|Venue: Sandy Park, Exeter Date: Sunday, 31 October Kick-off: 14:30 GMT|
|Coverage: Live on BBC Two, with live text commentary on the BBC Sport website and app.|
It feels like talk of the delayed 2021 Rugby World Cup has been going on forever, but for England things are about to get very serious.
On Sunday, the number one ranked side in the world face second best and their closest rivals for the World Cup: New Zealand.
As a player, it is the perfect chance to prove you are worthy of a place in the squad for next year’s showpiece.
As a coach, an opportunity to fine-tune tactics that have now been swirling around for four years and counting.
As a fan, it is just going to be a lot of fun.
‘It is a seriously fierce rivalry’
The Red Roses host New Zealand at Exeter’s Sandy Park on Sunday, before facing the same opponents at Northampton’s Franklin’s Gardens a week later and both matches are live on BBC Two.
Simon Middleton’s side have already proved themselves in the northern hemisphere, winning a third Six Nations in a row in April.
But they just edged a 10-6 victory against France in the final, with questions raised over how they might fare without key leaders.
Injured England centre Emily Scarratt told BBC Radio 5 Live: “It is a seriously fierce rivalry [with New Zealand].
“I’m really excited to see what both sides have got. It is a big 12 months coming up in women’s rugby.”
Can anyone replace Scarratt?
Vice-captain Scarratt is one leader England will be forced to live without this autumn.
The 31-year-old broke her leg playing for Loughborough in September and is hoping to return in time for the 2022 Six Nations in April.
England head coach Middleton said last month that he had not yet “found a solution” to playing without Scarratt, but for now sevens player Holly Aitchison seems to be the answer.
The 24-year-old will take Scarratt’s place at 13 against New Zealand in her international XVs debut, with more experienced inside centre Amber Reed assuming vice-captaincy duties.
Lagi Tuima is ready to fight for her place from the bench, offering a strong kicking game and, in the words of prop Shaunagh Brown, “Fijian flair”.
With such a star player absent, versatility is surely going to be a key attribute of Middleton’s backline this autumn.
Zoe Harrison starts at fly-half but has played at 12 for England in the past and may well stay on the field if Helena Rowland comes on at 10 later in the game.
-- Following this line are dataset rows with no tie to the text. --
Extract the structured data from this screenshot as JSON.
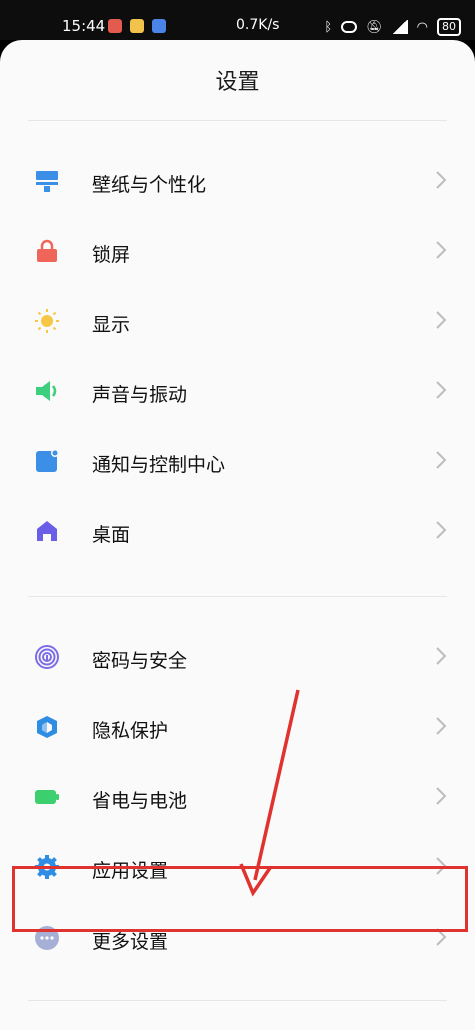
{
  "status_bar": {
    "time": "15:44",
    "net_speed": "0.7K/s",
    "battery": "80"
  },
  "header": {
    "title": "设置"
  },
  "groups": [
    {
      "items": [
        {
          "label": "壁纸与个性化",
          "icon": "wallpaper-brush-icon",
          "color": "#3b8fe6"
        },
        {
          "label": "锁屏",
          "icon": "lock-icon",
          "color": "#f0655a"
        },
        {
          "label": "显示",
          "icon": "sun-icon",
          "color": "#f6c744"
        },
        {
          "label": "声音与振动",
          "icon": "speaker-icon",
          "color": "#3ccf7e"
        },
        {
          "label": "通知与控制中心",
          "icon": "notification-icon",
          "color": "#3b8fe6"
        },
        {
          "label": "桌面",
          "icon": "home-icon",
          "color": "#6a5ee8"
        }
      ]
    },
    {
      "items": [
        {
          "label": "密码与安全",
          "icon": "fingerprint-icon",
          "color": "#7c6de6"
        },
        {
          "label": "隐私保护",
          "icon": "privacy-shield-icon",
          "color": "#2f8de4"
        },
        {
          "label": "省电与电池",
          "icon": "battery-icon",
          "color": "#3ccf6e"
        },
        {
          "label": "应用设置",
          "icon": "gear-icon",
          "color": "#2f8de4"
        },
        {
          "label": "更多设置",
          "icon": "more-dots-icon",
          "color": "#a6b0d6"
        }
      ]
    }
  ],
  "annotation": {
    "color": "#e0322e"
  }
}
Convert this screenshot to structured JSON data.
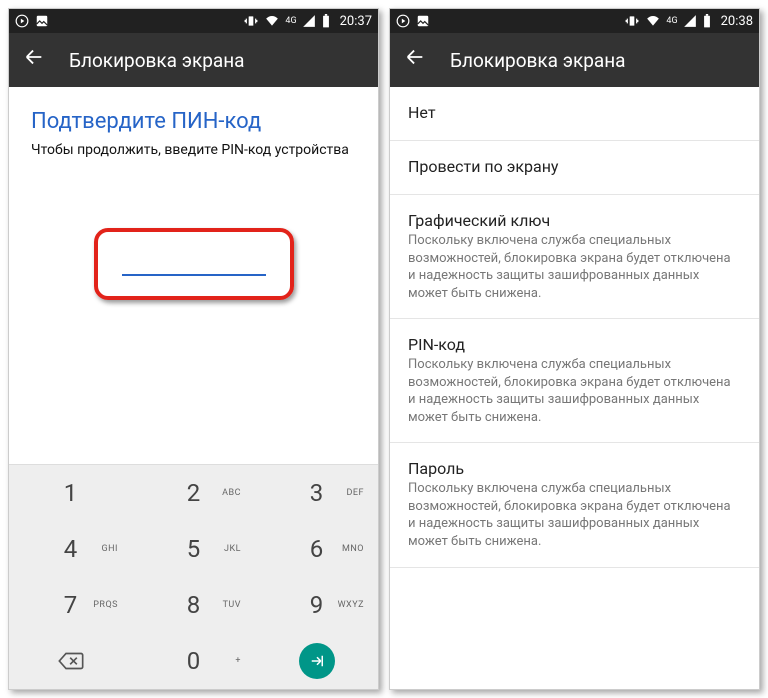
{
  "left": {
    "status": {
      "time": "20:37",
      "network": "4G"
    },
    "appbar": {
      "title": "Блокировка экрана"
    },
    "pin": {
      "title": "Подтвердите ПИН-код",
      "subtitle": "Чтобы продолжить, введите PIN-код устройства",
      "value": ""
    },
    "keypad": {
      "rows": [
        [
          {
            "d": "1",
            "l": ""
          },
          {
            "d": "2",
            "l": "ABC"
          },
          {
            "d": "3",
            "l": "DEF"
          }
        ],
        [
          {
            "d": "4",
            "l": "GHI"
          },
          {
            "d": "5",
            "l": "JKL"
          },
          {
            "d": "6",
            "l": "MNO"
          }
        ],
        [
          {
            "d": "7",
            "l": "PRQS"
          },
          {
            "d": "8",
            "l": "TUV"
          },
          {
            "d": "9",
            "l": "WXYZ"
          }
        ]
      ],
      "zero": "0",
      "zero_letters": "+"
    }
  },
  "right": {
    "status": {
      "time": "20:38",
      "network": "4G"
    },
    "appbar": {
      "title": "Блокировка экрана"
    },
    "options": [
      {
        "title": "Нет",
        "desc": ""
      },
      {
        "title": "Провести по экрану",
        "desc": ""
      },
      {
        "title": "Графический ключ",
        "desc": "Поскольку включена служба специальных возможностей, блокировка экрана будет отключена и надежность защиты зашифрованных данных может быть снижена."
      },
      {
        "title": "PIN-код",
        "desc": "Поскольку включена служба специальных возможностей, блокировка экрана будет отключена и надежность защиты зашифрованных данных может быть снижена."
      },
      {
        "title": "Пароль",
        "desc": "Поскольку включена служба специальных возможностей, блокировка экрана будет отключена и надежность защиты зашифрованных данных может быть снижена."
      }
    ]
  }
}
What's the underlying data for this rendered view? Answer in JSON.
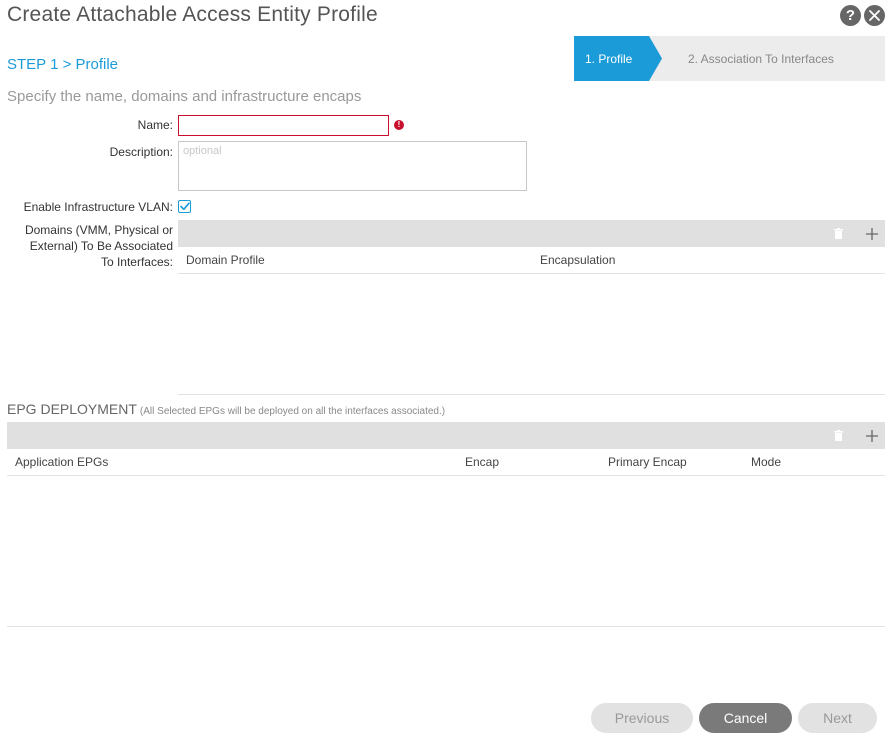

Scarratt herself thinks the development of a new England 13 is “really exciting”.
“I would love to see somebody come through and play really well in that shirt for the next four Tests,” she added.
“If and when I’m back, I want serious competition and I want to have to fight to get it back. I don’t want things to be easy.
“It means we are going to be in the best possible place when we do go down to New Zealand and hopefully bring something pretty shiny back with us.”
Hunter holds on to starting spot
England are also still working on replacing fly-half Katy Daley-Mclean, who retired in December 2020.
Rowland seemed to come out of the 2021 Six Nations as number one but it is Harrison who gets the first start of the autumn.
Repeated injuries for captain Sarah Hunter in the spring suggested a new leader could be needed before the World Cup, but the 36-year-old retains her starting place at number eight for Sunday’s Test.
Poppy Cleall is the top name among numerous back row options but the Saracen has been moved to the second row.
Hunter still has plenty of competition to hold off though, with back row spots fiercely fought over and Sarah Beckett and Vicky Fleetwood unavailable through injury.
With matches against Canada – the third best side in the world – and sixth-ranked United States to come later in November, those not able to face the Black Ferns could still get the chance to prove themselves.
Should England fear the unknown?
As for New Zealand, they are a relatively unknown entity given the coronavirus pandemic means the Black Ferns have not played a Test in two years and coach Glenn Moore has named nine debutants in his matchday 23.
The sevens side’s Olympic win in Tokyo shows the strength of women’s rugby in New Zealand, as do the five world titles the XVs team has to its name.
A 53-7 victory against Wales in a warm-up game last Sunday suggests a closely fought encounter to come at Sandy Park, but they will be without the experienced Portia Woodman and Kelly Brazier due to injury.
“They are the Black Ferns,” Scarratt said. “Irrelevant of how long it has been since they last touched a rugby ball, they are still good at it.”
England: Kildunne; Thompson, Aitchison, Reed (vice-capt), Dow; Harrison, MacDonald; Botterman, Davies, Bern, P Cleall, Ward, Aldcroft, Packer, Hunter (capt).
Replacements: Cokayne, Cornborough, Muir, Millar-Mills, Matthews, Infante, Rowland, Tuima.
New Zealand: Holmes; Wickliffe, Fluhler, Alley, Leti-l’iga; Demant, Cocksedge; Love, Ngata-Aerengamate, Nelson, Blackwell, Wills, Bremner, Elder (capt), Faleafaga.
Replacements: Houpapa-Barrett, Murray, Itunu, Mikaele-Tu’u, Simon, Bayler, Maliepo, Brooker.